|Back to Home||Editorial - April 26, 2012|
Don't Ask MNR for a Straight AnswerEditorial by Jeff Green
A couple of weeks ago, we ran an article called “Deputy Minister sees diminished role for MNR”. The article was based on the transcript of a video statement by David O’Toole, the Deputy Minister of Natural Resources, that was viewed by staff throughout the ministry in the wake of the provincial budget, a budget that has now been approved by the Ontario legislature.
The statement raised a number of questions, and I attempted to get some clarity from the ministry. I waited seven days, but when I received the response last week from the communications department at the ministry, I’m afraid I found it less than forthcoming about the ministries real plans.
One of the key questions I asked was what kind of risk Mr. O’Toole was referring to in his statement “Resource monitoring programs will be re-designed to reduce delivery costs. These programs will be consistent with the ministry’s higher tolerance to risk and the move to landscape level planning.”
I received a five-part response to this one part question, the most definitive part being the following - “The MNR will not compromise on our mandate of ecosystem protection.”
This was followed by part 2, which was about how MNR service will be modernized: “Taking a risk-based approach would allow MNR to better prioritise decision-making and resource allocation within broader ecosystem considerations.”
That left me confused. Exactly how does a ‘risk-based approach’ relate to ‘higher tolerance to risk’?
This was followed by the standard spiel about holding public consultation before any changes are made. The answer concludes by saying that in the future the MNR will be focussing on “core business lines of fish and wildlife, endangered species protection, forestry, Crown land management, water, parks and protected areas, non-renewable resources, and public safety.
Aside from my own frustration at not being able to get a straight answer to my question – I still have no idea what risks will be more highly tolerated by the MNR - the last part of the ministry’s answer is simply not credible at all.
That list of core business lines is long, and there is strong evidence that those functions are already not being accomplished adequately, before the budget cuts take effect.
For example, there is only one conservation officer for Fisheries Zone 18, a massive region that encompasses most of Eastern Ontario and thousands of lakes and hunting lands. Fish and wildlife regulations can be flouted with impunity now.
When ministry officials came to talk to the local conservation community in Northbrook a few weeks ago the hall was full, and the talk in the hall was less about whether the regulations made sense and more about how the regulations were going to be enforced.
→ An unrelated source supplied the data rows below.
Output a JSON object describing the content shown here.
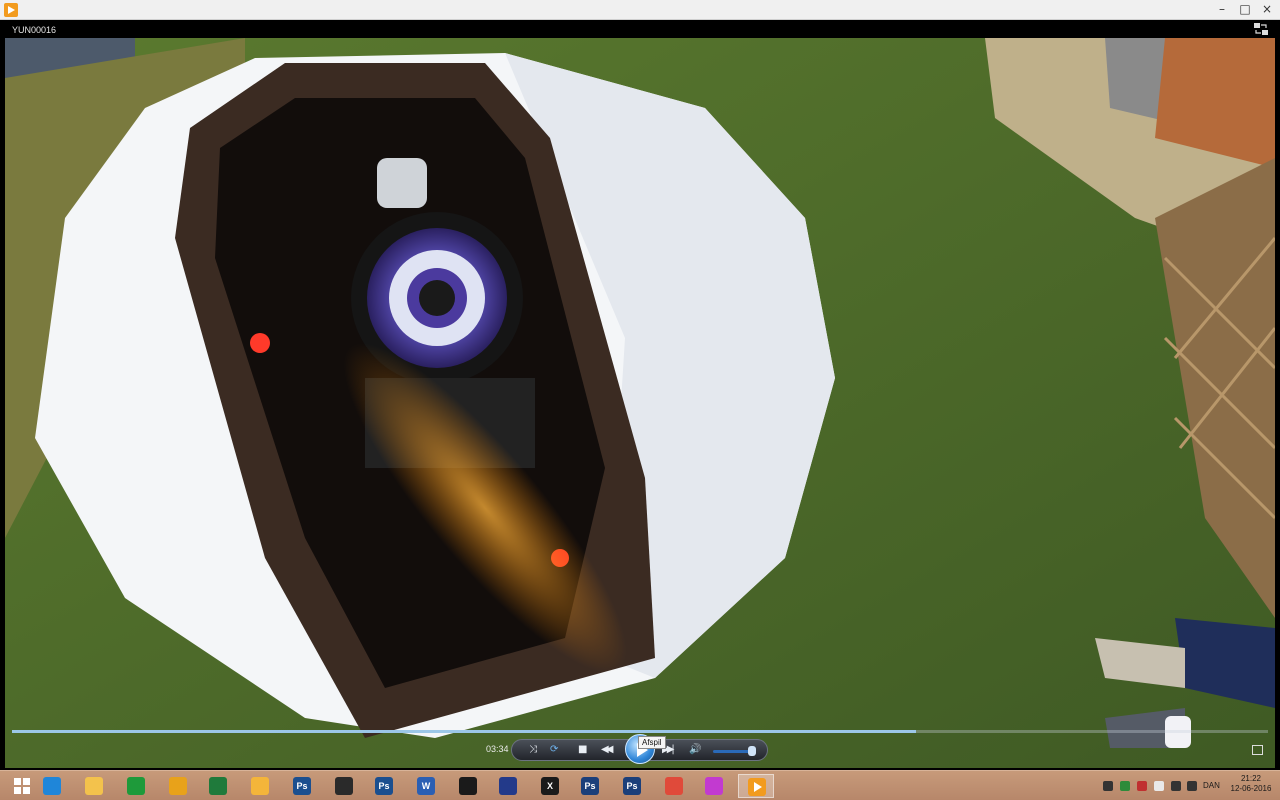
{
  "window": {
    "title": "",
    "minimize_glyph": "–",
    "maximize_glyph": "□",
    "close_glyph": "×"
  },
  "player": {
    "video_title": "YUN00016",
    "elapsed_time": "03:34",
    "progress": 0.72,
    "volume": 0.92,
    "play_tooltip": "Afspil",
    "controls": {
      "shuffle_glyph": "⤨",
      "repeat_glyph": "⟳",
      "stop_glyph": "■",
      "previous_glyph": "◀◀",
      "next_glyph": "▶▶|",
      "volume_glyph": "🔊"
    }
  },
  "taskbar": {
    "items": [
      {
        "name": "start",
        "label": "",
        "icon": "windows-logo-icon",
        "color": "#ffffff"
      },
      {
        "name": "internet-explorer",
        "label": "",
        "icon": "ie-icon",
        "color": "#1f86d9"
      },
      {
        "name": "file-explorer",
        "label": "",
        "icon": "folder-icon",
        "color": "#f3c24c"
      },
      {
        "name": "store",
        "label": "",
        "icon": "store-icon",
        "color": "#1e9a3a"
      },
      {
        "name": "headphones-app",
        "label": "",
        "icon": "headphones-icon",
        "color": "#e8a21a"
      },
      {
        "name": "excel",
        "label": "",
        "icon": "excel-icon",
        "color": "#1f7a3b"
      },
      {
        "name": "mail",
        "label": "",
        "icon": "mail-icon",
        "color": "#f4b53a"
      },
      {
        "name": "photoshop-1",
        "label": "Ps",
        "icon": "photoshop-icon",
        "color": "#1b4f8f"
      },
      {
        "name": "ninja-app",
        "label": "",
        "icon": "ninja-icon",
        "color": "#2a2a2a"
      },
      {
        "name": "photoshop-2",
        "label": "Ps",
        "icon": "photoshop-icon",
        "color": "#1b4f8f"
      },
      {
        "name": "word",
        "label": "W",
        "icon": "word-icon",
        "color": "#2b5fb3"
      },
      {
        "name": "gem-app",
        "label": "",
        "icon": "gem-icon",
        "color": "#1a1a1a"
      },
      {
        "name": "orb-app",
        "label": "",
        "icon": "orb-icon",
        "color": "#233a8a"
      },
      {
        "name": "x-app",
        "label": "X",
        "icon": "x-icon",
        "color": "#1a1a1a"
      },
      {
        "name": "photoshop-3",
        "label": "Ps",
        "icon": "photoshop-icon",
        "color": "#1b3f7a"
      },
      {
        "name": "photoshop-4",
        "label": "Ps",
        "icon": "photoshop-icon",
        "color": "#1b3f7a"
      },
      {
        "name": "chrome",
        "label": "",
        "icon": "chrome-icon",
        "color": "#e04a3a"
      },
      {
        "name": "picasa",
        "label": "",
        "icon": "picasa-icon",
        "color": "#c23ad0"
      },
      {
        "name": "media-player",
        "label": "",
        "icon": "media-player-icon",
        "color": "#f29b1e"
      }
    ],
    "language": "DAN",
    "time": "21:22",
    "date": "12-06-2016"
  }
}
No statements about a new business plan and restructuring can mask the fact that the MNR is losing funding again and will be able to provide less rather than more protection to rural Ontario in the future.
Stewardship councils on the rocks
The MNR provides support for 46 stewardship councils in rural counties across the province. That funding is now under review
Stewardship councils, which are made up of volunteers with an interest in helping to maintain and learn about their local and regional ecosystems, have been in place for about 16 years. They were set up the last time the MNR underwent major cuts. The councils replaced some of the outreach functions of the MNR.
In Frontenac County, the council has about 20 members, including representatives from all of the four townships. Members bring their own interests to the council. With the help of Cam McCauley, an MNR employee who provides administrative support, and is adept at securing grant money from government and foundation sources, the council supports tree planting efforts, landowner efforts to prepare stewardship plans for their properties, fish spawning bed enhancement and more.
In recent years the council has forged a relationship with Frontenac County, producing the Naturally Rich Frontenacs booklet, and presented public talks on a host of species, including fishers, wolves, coyotes, bats, loons, and turtles.
While the council continues to meet each month, there is a feeling that it will soon face a fatal cut in support from the ministry.
An effort to save Stewardship Councils is being led by the Leeds Grenville Stewardship Council Chair Rhonda Elliott. She has started an online petition at the following url - www.gopetition.com/petitions/ontario-stewardship-councils-are-important-to-ontarians.html
When I contacted the ministry, I also asked them the following direct question about the future of Stewardship Councils. Will the stewardship councils be losing all ministry funding?
The answer could have been a yes or a no, but instead I received a three part answer.
Here it is:
- MNR will continue to have a presence in rural Ontario. Details regarding specific transfer payments still need to be worked out and finalized. MNR is committed to providing information as more details become available
- Our focus will be to engage in more strategic partnerships aligned to MNR’s core priorities and business needs, and establishing clear expectations and accountabilities for the funds provided.
- These changes are necessary to address the government’s financial realities so that the MNR can continue to better serve our clients and all Ontarians.
If anyone can make sense of the above please contact me. I think it implies that the stewardship councils are toast.
But what do I know?